Understanding Management Fees when Owning an Investment Property
For most rental property owners, deciding whether or not to use a property management company to manage their properties is a big decision. While a lot of investment property owners self-manage, a property management company is a good way to secure rental income without the stress and much less dedicated time. The trade off of course is the payment of management fees.
Property managers collect fees for the services they provide. They handle the stress and worry of screening perspective tenants, leasing properties, dealing with tenants, taking care of repairs, facing evictions, and knowing the legalities of rental properties, all for either a flat fee/cost of services or a percentage of the owner’s rental income. These management fees often break down into the following nine categories.
A leasing fee is charged to owners to cover the cost of advertising a vacant property, showing the rental, reviewing applications, screening tenants, processing lease paperwork, and preparing the property for move-in. These can sometimes be referred to as placement fees.
Monthly Management Fees
A monthly management fee is collected for performing all services associated with handling and processing rent payments, property inspections, managing maintenance requests and emergency maintenance calls. These fees typically range from 6-10% of collected rent on a property.
Some professional property managers charge a fee even if the rental unit is vacant and not making any rental income. These types of fees are usually small flat fees, and not all property managers charge them.
An on-boarding or setup fee can sometimes be charged as a one-time fee used to establish a new partnership with management and to set up a new account. They vary depending on the management company and not are always charged.
When a tenant pays rent late and incurs a late fee, some management companies can choose to collect all or a portion of the late fees charged to your tenants. They can also pass along 100% of late fee charges to the owner instead.
Some property management companies charge a markup for the cost of services when maintenance is needed on a property.
Lease Renewal Fees
Some property managers charge fees when a tenant decides to renew their lease on a property. These can be a flat fee or a full month’s rent. When it is charged it’s usually similar to a leasing fee.
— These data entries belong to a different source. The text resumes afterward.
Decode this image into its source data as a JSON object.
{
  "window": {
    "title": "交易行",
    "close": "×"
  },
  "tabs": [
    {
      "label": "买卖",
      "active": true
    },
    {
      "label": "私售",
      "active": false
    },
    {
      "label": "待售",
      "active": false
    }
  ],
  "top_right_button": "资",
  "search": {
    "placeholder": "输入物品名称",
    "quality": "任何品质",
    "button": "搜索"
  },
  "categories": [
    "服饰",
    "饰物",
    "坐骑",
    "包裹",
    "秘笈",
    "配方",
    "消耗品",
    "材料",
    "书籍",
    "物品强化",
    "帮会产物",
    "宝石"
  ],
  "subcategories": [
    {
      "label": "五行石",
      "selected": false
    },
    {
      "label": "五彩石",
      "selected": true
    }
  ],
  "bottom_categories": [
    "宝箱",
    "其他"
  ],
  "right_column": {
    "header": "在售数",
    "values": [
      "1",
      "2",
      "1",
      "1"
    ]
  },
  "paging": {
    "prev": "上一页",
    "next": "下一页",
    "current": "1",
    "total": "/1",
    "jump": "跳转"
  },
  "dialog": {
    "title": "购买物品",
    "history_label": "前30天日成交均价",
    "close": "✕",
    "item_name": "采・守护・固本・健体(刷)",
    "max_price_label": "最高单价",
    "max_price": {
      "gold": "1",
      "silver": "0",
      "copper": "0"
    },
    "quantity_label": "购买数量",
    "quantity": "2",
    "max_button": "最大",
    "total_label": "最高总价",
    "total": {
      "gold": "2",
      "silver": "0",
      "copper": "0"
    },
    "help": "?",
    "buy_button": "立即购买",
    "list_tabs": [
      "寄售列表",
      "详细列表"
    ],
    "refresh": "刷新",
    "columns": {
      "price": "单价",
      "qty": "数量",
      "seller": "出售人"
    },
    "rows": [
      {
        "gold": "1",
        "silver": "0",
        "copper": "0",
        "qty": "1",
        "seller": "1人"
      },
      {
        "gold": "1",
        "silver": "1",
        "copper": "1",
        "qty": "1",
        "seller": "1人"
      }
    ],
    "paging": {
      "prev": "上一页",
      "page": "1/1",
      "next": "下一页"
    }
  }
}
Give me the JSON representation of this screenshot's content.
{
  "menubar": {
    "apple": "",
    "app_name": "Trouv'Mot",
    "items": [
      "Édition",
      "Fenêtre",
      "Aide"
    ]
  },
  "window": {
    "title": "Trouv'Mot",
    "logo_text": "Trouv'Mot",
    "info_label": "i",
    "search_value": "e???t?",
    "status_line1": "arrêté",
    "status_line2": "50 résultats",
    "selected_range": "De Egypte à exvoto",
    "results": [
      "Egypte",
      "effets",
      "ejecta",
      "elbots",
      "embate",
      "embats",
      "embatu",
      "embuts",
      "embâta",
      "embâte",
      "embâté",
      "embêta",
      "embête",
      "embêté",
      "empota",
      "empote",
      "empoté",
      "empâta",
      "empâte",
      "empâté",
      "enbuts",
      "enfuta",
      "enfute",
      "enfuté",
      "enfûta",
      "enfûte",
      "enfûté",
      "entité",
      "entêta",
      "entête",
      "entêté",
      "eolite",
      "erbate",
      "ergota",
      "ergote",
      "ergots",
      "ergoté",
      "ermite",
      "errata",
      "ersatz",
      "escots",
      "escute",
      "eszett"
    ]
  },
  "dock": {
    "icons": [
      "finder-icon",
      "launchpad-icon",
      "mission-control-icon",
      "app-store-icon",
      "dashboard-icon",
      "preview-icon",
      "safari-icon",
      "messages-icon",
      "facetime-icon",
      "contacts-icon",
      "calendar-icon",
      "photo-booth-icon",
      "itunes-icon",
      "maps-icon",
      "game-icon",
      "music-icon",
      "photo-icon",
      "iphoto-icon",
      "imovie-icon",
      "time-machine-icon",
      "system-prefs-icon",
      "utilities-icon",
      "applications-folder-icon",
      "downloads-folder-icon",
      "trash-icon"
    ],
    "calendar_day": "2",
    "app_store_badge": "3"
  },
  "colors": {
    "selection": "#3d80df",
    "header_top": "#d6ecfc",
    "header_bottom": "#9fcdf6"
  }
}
Evictions take up a lot of time and energy, especially when courts get involved. Often management companies will charge fees based on the amount of effort and time it took to remedy or process an eviction. However, dealing with evictions is often the main reason that investment property owners choose to utilize a management company. They are complicated and take a fair degree of legal knowledge.
Other Income Fees
Some management companies choose to keep all, some, or none of the income associated with returned check fees, rental income for pets, lease violations fees, unpaid invoice fees, bill payment fees, or income from laundry or vending machines.
Sometimes property owners may feel that property management fees, regardless of the kind, are unnecessary. However, when a manager is needed to handle tricky, time consuming, or stressful situations, many owners realize how helpful property managers are. Professional property managers like Martin Feinberg can be a vital aspect of keeping an investment property financially viable.